That may be the reason that the Bottle Rockets' latest, "South Broadway Athletic Club," comes as something of a surprise, as it represents the first studio album of new, original material since 2009's "Lean Forward,"` performed by the first line-up of the rootsy, garage-tinged rock/folk band that's enjoyed any kind of lengthy stability. That uncharacteristic reliability has paid dividends for Henneman as the Bottle Rockets' front man and creative spark plug for nearly a quarter century.
"I never really thought about it, but this is the longest running version of the band," says Henneman from his St. Louis home. "I know what the machine can do. I don't have to worry about telling people anything, we work as one big unit. I intentionally don't finish songs all the way because I'm counting on these guys to fill in the blanks, and it works every time. It takes you out of the leader situation.

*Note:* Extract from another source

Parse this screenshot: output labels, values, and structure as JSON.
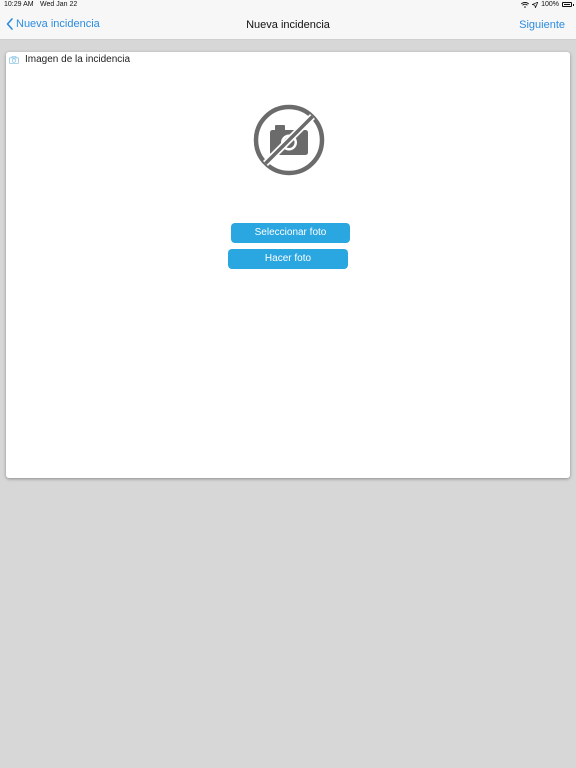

We're a happy family, like the Waltons."
Henneman admits that at least a part of the success of this latest (and perhaps best) version of the Bottle Rockets - Henneman, Ortmann, bassist Keith Voegele and guitarist John Horton - is because of the age and familiarity of the current personnel, particularly Henneman and his forever drummer Ortmann.
|Bottle Rockets - Monday (Everytime I Turn Around)|
"Me and Mark have been playing together since 1982," says Henneman. "I personally don't know anyone who's been married that long. We can tell jokes to each other without saying a word. It really is like a Keith Richards/Charlie Watts thing at this point. I don't even have to signal endings, we just do it at the same time. It's pretty incredible."
Although it's been six years since "Lean Forward," the quartet not been idle. In addition to a fairly consistent touring ethic on their own, the Bottle Rockets have often served as Marshall Crenshaw's backing band and opening act on the road, and Henneman oversaw the reissue of the band's landmark 1994 album, "The Brooklyn Side," as well as a long awaited live DVD slated for imminent release.
"Everything in the music business is like dog years," says Henneman. "Time flies, and you don't even realize it. Like everything else in the last 20 years of my life, it's like, 'Oh my God, it's been that long.'"
One of the unique aspects of "South Broadway Athletic Club" is that the album is comprised of almost all new songs, composed by Henneman after a period of writer's block that he overcame by setting aside the very idea that he was creating an album.
"I was going through this huge dry spell four or five years ago, maybe because I was really trying to come up with songs," says Henneman. "We were really trying to follow up ‘Lean Forward,' and the more I tried, the less I could do. So I got into the reissue stuff and as I got to thinking of things other than my performance anxiety as a songwriter, things started popping out. That's the other thing about this album; this is the first album where I wrote just about every song on it. It's not like it used to be, we don't get together to write songs anymore. Some of us don't even live in the same city."
Another defining characteristic of "South Broadway Athletic Club" is that Henneman wasn't actually considering the material he was writing as an album, but, rather, individual songs that would find their way out one way or another. Given that fact, it's amazing that the album sounds as cohesive and sonically connected as it does.
"It wasn't like I was thinking about working on an album," says Henneman. "CDs are damn near creeping up on eight-tracks as far as how much people buy and use them. People buy them at shows like souvenirs. That's how the song selection came about. For awhile, we considered releasing everything as a single. The way the songs had been written, there was never any forethought of this having any concept as an album. The album concept is pretty much dead because people purchase songs individually, so I was thinking of the songs I was coming up with as singles."
Although the majority of the CD was written in the past few years, the absolute-scorch-and-twang of "Building Chryslers" has a much longer pedigree. Originally written for "The Brooklyn Side," Henneman rediscovered the song's acoustic demo when he was searching through the archives for reissue bonus material.
"We started to perform it live because it was like this frozen caveman," says Henneman. "Then we thought, 'Hell, we should record this.' We went through two different versions of the band without ever working it up. I was trying to remember why we never did, and I had some vague memory of the Lee Iaccoca/Chrysler-going-down years, and our manager at the time thought it wouldn't be a good idea to release it."